The only way for a person to know how much of these omega-3s they are getting from their diet or supplements is by testing their omega-3 level, which is also known as the Omega-3 Index.

The Omega-3 index is expressed as a percent of total red blood cell (RBC) fatty acids and is a long-term, stable marker of omega-3 status that accurately reflects tissue levels of EPA and DHA. An Omega-3 Index between 8% and 12% is considered the optimal range.

“Our ultimate goal from the very beginning was to substantiate the Omega-3 Index, so that it would eventually become the standard of care like a cholesterol test.
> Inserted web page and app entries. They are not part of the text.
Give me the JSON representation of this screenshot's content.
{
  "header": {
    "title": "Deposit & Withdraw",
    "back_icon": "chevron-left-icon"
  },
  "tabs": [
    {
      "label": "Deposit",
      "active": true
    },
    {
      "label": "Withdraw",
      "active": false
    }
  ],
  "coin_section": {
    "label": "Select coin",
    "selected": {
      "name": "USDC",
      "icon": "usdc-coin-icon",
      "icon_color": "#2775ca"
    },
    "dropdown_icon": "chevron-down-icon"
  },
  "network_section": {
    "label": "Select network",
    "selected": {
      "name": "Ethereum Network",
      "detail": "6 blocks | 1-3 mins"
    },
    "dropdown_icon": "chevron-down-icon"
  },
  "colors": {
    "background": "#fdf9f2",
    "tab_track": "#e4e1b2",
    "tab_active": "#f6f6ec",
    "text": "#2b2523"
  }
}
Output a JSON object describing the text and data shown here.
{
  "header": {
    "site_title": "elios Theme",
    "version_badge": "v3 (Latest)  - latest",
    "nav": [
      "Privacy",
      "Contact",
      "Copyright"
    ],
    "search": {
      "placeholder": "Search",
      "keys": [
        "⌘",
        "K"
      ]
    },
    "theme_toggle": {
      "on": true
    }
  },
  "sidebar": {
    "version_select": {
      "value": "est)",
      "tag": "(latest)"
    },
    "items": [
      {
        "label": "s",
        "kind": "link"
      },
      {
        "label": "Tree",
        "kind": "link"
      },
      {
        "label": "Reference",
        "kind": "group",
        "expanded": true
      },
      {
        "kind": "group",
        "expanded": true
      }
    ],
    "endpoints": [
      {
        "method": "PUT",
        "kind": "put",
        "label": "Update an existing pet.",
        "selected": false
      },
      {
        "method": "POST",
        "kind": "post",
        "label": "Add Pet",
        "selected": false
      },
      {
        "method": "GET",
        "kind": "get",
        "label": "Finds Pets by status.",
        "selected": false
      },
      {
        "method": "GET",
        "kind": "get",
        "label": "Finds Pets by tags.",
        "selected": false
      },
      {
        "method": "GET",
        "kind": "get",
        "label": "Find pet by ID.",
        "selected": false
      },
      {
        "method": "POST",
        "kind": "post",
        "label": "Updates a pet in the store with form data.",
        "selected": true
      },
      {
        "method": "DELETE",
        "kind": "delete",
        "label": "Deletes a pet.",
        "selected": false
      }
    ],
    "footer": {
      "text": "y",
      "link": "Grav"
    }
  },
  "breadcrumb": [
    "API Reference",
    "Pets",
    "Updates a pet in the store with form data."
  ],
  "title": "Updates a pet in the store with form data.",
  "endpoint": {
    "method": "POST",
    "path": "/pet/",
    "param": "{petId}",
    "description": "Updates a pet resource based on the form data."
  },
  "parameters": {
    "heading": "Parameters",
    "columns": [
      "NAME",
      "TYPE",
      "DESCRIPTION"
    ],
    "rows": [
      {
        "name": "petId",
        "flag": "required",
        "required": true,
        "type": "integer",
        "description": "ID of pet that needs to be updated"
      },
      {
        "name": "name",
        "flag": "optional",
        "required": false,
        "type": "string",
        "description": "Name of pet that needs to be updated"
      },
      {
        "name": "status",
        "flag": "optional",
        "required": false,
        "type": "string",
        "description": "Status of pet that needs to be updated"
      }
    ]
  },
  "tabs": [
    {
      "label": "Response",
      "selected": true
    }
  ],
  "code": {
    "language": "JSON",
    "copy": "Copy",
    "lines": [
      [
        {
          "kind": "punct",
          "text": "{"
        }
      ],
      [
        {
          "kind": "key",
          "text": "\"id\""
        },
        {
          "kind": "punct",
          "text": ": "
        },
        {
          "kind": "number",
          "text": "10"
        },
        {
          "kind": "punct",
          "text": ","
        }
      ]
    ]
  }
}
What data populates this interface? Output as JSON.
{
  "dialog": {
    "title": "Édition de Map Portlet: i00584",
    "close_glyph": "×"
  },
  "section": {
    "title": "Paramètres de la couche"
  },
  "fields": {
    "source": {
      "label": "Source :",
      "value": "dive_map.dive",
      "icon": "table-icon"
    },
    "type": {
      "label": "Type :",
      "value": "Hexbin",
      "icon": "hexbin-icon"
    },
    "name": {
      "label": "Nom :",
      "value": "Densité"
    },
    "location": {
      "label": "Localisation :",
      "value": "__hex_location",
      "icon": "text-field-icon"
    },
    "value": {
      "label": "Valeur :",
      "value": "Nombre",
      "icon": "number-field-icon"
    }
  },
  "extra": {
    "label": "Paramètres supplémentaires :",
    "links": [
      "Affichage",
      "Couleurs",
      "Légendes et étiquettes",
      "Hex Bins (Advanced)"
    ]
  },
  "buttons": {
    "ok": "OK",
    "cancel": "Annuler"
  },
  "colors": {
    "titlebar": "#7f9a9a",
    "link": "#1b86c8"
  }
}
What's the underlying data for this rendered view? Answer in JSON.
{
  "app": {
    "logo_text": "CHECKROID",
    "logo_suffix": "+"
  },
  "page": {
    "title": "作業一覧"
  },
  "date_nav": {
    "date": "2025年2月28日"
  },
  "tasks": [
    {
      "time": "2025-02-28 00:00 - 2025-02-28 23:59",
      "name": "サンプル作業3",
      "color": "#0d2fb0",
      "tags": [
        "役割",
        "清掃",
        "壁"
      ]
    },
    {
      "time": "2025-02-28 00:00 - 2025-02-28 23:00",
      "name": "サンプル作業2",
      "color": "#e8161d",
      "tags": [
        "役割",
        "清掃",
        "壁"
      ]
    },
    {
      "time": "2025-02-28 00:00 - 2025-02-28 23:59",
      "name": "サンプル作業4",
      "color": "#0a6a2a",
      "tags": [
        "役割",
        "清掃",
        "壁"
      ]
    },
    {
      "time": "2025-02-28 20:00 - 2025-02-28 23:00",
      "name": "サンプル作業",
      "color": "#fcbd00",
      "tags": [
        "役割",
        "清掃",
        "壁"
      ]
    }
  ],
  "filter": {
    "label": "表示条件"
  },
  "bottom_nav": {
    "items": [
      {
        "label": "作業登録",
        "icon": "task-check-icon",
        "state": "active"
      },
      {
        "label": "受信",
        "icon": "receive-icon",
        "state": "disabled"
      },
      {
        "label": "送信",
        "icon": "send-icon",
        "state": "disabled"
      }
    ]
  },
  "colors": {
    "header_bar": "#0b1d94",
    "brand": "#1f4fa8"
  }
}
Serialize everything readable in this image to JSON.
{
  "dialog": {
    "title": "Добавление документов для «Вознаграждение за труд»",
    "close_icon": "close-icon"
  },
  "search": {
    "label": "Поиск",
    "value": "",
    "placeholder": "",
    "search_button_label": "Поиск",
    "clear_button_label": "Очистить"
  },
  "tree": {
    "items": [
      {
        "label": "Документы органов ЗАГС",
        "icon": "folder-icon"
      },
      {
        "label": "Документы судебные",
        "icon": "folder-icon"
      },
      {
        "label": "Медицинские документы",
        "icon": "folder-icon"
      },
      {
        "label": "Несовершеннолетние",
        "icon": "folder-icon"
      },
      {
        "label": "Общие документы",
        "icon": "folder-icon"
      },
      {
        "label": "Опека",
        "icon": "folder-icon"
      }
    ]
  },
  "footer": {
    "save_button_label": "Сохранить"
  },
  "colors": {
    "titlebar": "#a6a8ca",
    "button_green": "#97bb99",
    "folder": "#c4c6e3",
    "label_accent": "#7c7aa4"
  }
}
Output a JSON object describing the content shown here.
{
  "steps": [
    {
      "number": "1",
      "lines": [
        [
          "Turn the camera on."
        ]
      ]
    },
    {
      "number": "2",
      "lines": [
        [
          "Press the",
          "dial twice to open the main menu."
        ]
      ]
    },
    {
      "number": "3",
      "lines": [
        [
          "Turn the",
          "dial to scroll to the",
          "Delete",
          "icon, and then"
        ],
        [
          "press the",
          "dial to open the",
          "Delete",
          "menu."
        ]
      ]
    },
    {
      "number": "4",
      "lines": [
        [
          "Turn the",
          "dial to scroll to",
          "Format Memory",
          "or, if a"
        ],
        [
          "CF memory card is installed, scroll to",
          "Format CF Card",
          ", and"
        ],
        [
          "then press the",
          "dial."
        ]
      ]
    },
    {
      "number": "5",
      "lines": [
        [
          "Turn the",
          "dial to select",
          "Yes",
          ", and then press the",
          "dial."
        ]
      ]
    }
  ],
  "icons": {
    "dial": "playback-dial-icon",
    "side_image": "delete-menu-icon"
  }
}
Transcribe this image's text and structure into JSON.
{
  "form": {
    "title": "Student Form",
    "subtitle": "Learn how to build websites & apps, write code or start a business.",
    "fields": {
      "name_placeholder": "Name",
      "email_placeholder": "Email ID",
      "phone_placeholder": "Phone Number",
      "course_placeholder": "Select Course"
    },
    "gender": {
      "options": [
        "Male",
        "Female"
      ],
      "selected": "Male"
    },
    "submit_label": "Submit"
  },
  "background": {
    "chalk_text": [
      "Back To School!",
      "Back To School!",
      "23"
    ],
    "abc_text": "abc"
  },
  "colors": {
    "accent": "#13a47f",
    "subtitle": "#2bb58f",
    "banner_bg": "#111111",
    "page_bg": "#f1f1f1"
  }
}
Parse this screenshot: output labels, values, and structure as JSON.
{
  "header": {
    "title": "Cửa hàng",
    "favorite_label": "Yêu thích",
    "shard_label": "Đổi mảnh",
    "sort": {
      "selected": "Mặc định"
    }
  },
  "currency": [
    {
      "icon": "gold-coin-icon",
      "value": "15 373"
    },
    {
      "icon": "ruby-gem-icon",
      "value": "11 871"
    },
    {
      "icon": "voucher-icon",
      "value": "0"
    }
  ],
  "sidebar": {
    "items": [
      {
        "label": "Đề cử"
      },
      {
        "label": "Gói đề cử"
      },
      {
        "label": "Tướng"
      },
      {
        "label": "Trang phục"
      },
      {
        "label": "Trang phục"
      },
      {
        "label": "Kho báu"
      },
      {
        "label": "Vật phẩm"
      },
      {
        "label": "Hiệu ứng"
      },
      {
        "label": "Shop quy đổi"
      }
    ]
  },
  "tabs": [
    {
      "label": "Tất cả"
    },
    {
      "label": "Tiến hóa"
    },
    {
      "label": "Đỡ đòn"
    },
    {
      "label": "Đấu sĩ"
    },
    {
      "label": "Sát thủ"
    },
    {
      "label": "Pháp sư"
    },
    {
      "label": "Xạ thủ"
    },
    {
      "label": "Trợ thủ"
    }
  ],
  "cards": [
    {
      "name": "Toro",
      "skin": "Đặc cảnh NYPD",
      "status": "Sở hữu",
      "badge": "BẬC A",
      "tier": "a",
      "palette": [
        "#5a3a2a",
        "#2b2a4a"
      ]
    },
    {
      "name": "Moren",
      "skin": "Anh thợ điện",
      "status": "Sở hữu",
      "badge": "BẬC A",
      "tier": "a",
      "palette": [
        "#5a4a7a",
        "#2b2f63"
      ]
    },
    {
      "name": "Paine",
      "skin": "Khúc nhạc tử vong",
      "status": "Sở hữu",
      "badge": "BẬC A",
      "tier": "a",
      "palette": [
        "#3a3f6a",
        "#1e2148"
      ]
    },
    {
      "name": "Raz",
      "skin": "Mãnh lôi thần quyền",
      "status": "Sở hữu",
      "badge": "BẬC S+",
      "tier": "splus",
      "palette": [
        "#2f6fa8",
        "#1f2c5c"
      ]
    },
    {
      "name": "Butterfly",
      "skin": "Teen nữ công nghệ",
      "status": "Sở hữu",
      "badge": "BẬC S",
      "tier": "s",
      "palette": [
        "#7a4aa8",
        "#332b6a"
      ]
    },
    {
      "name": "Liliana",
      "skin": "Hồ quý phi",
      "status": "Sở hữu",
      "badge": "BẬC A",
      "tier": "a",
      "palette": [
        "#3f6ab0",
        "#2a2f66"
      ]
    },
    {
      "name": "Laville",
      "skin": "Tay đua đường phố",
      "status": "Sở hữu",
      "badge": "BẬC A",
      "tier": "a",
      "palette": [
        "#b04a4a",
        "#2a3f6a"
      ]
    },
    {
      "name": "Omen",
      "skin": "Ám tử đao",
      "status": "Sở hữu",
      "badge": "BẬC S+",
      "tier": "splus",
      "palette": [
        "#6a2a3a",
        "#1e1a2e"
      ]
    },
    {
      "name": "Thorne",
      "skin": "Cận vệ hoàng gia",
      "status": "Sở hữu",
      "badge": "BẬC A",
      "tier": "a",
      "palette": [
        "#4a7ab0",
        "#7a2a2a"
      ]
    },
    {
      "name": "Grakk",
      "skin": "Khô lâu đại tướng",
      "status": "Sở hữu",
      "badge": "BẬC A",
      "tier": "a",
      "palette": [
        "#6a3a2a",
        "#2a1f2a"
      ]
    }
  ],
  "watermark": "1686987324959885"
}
I think we are closer than ever to achieving this with the support of ISSFAL’s new statement,” Dr. Harris commented.

“In the meantime, we are fortunate enough to be in the position of not only offering Omega-3 Index testing to the worldwide research community, but also to healthcare practitioners and individuals. Everyone should have access to this safe, simple, convenient test, especially since it can be tied to several important health outcomes, including heart, brain, eye, and prenatal health.”